[Dataset rows for apps and sites]
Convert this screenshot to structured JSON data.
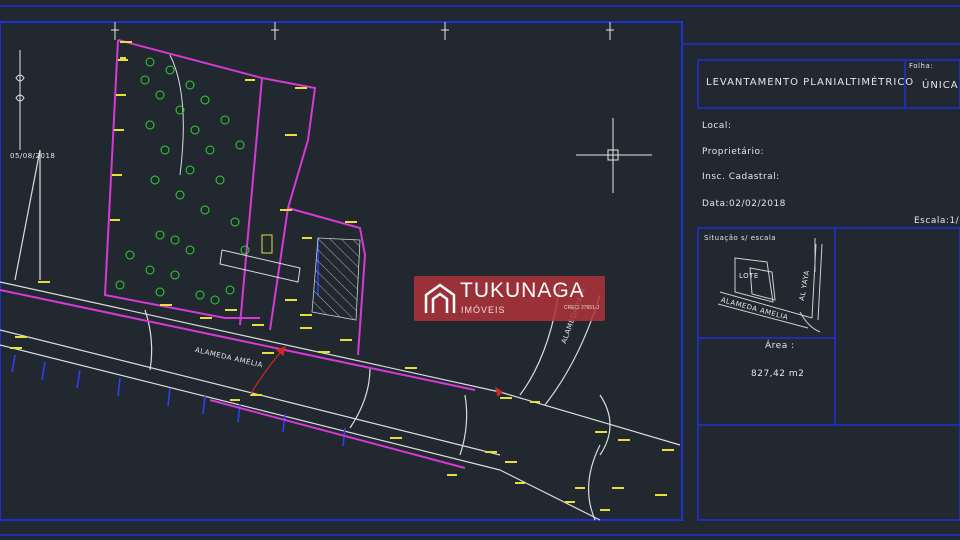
{
  "title_block": {
    "project_title": "LEVANTAMENTO PLANIALTIMÉTRICO",
    "sheet_label": "Folha:",
    "sheet_value": "ÚNICA",
    "local_label": "Local:",
    "owner_label": "Proprietário:",
    "cadastral_label": "Insc. Cadastral:",
    "date_text": "Data:02/02/2018",
    "scale_text": "Escala:1/",
    "location_label": "Situação s/ escala",
    "area_label": "Área :",
    "area_value": "827,42 m2",
    "mini_lote": "LOTE",
    "mini_street": "ALAMEDA AMELIA",
    "mini_avenue": "AL YAYA"
  },
  "drawing": {
    "street_main": "ALAMEDA AMÉLIA",
    "street_side": "ALAMEDA YAYA",
    "north_date": "05/08/2018"
  },
  "watermark": {
    "brand": "TUKUNAGA",
    "subtitle": "IMÓVEIS",
    "creci": "CRECI 27651-J"
  },
  "colors": {
    "background": "#212830",
    "frame_blue": "#1f2fd8",
    "lot_magenta": "#d63ad6",
    "tree_green": "#2fd62f",
    "label_yellow": "#e8e03a",
    "line_white": "#dcdcdc",
    "arrow_red": "#d02828",
    "watermark_red": "#af323a"
  }
}
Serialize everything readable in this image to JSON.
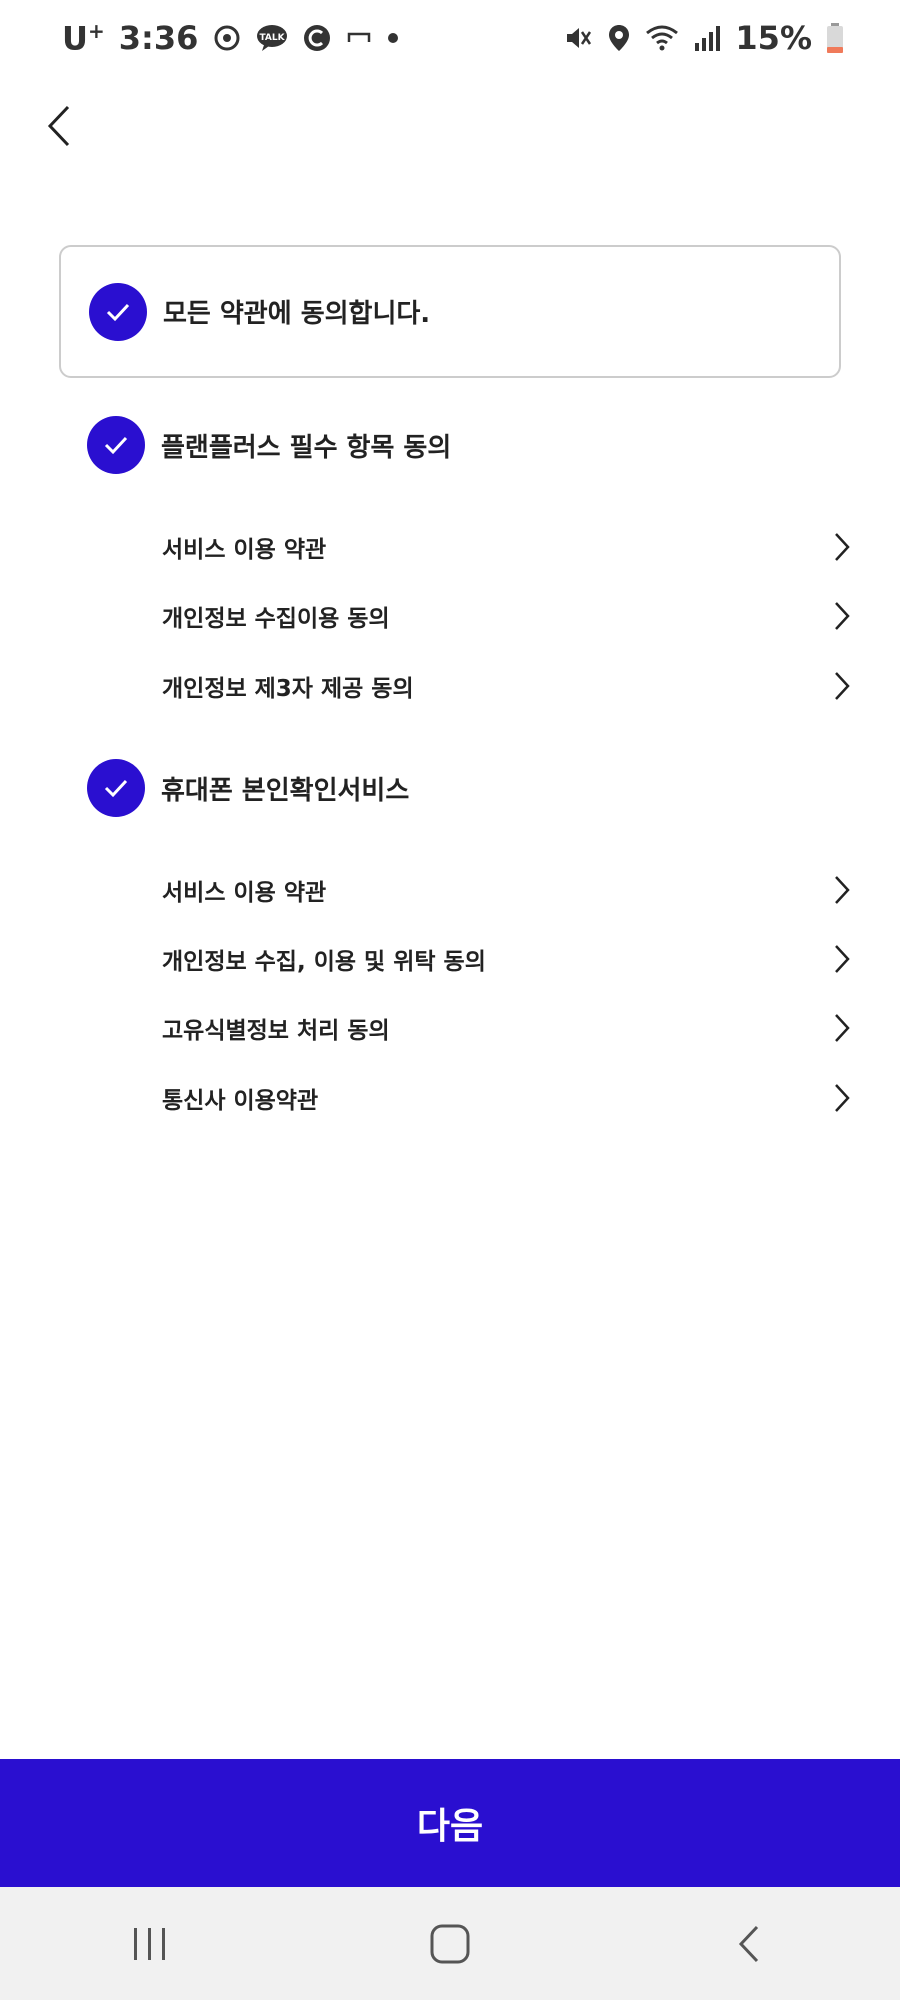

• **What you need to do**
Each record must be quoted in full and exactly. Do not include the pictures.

• **Answer space**
Convert this screenshot to structured JSON data.
{
  "title_block": {
    "project_title": "LEVANTAMENTO PLANIALTIMÉTRICO",
    "sheet_label": "Folha:",
    "sheet_value": "ÚNICA",
    "local_label": "Local:",
    "owner_label": "Proprietário:",
    "cadastral_label": "Insc. Cadastral:",
    "date_text": "Data:02/02/2018",
    "scale_text": "Escala:1/",
    "location_label": "Situação s/ escala",
    "area_label": "Área :",
    "area_value": "827,42 m2",
    "mini_lote": "LOTE",
    "mini_street": "ALAMEDA AMELIA",
    "mini_avenue": "AL YAYA"
  },
  "drawing": {
    "street_main": "ALAMEDA AMÉLIA",
    "street_side": "ALAMEDA YAYA",
    "north_date": "05/08/2018"
  },
  "watermark": {
    "brand": "TUKUNAGA",
    "subtitle": "IMÓVEIS",
    "creci": "CRECI 27651-J"
  },
  "colors": {
    "background": "#212830",
    "frame_blue": "#1f2fd8",
    "lot_magenta": "#d63ad6",
    "tree_green": "#2fd62f",
    "label_yellow": "#e8e03a",
    "line_white": "#dcdcdc",
    "arrow_red": "#d02828",
    "watermark_red": "#af323a"
  }
}
Serialize everything readable in this image to JSON.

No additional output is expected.